=== THE DATA ===
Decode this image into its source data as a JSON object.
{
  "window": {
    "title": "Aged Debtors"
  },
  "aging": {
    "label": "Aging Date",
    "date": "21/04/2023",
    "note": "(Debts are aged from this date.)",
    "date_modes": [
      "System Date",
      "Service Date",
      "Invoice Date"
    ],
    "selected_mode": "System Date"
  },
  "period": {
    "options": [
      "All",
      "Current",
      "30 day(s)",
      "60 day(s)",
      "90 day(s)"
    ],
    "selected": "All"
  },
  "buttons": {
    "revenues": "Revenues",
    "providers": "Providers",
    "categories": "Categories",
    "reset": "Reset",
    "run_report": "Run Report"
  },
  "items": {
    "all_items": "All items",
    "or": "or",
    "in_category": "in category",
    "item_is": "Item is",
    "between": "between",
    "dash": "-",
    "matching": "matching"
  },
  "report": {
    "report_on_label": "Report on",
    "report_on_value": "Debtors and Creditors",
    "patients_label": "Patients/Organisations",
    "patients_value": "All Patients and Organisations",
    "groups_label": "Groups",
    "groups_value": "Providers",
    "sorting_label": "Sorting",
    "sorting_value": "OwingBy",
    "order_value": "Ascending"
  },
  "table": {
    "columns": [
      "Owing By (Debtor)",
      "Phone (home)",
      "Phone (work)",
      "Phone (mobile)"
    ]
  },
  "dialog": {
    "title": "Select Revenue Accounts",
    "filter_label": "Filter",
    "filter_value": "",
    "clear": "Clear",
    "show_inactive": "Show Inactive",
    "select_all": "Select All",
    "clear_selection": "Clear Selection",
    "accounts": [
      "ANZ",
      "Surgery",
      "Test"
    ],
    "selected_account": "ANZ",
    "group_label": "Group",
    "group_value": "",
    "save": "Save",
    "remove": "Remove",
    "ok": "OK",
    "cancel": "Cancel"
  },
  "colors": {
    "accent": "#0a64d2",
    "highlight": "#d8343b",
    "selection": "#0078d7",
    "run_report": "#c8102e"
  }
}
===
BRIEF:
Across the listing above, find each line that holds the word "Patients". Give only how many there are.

OUTPUT:
2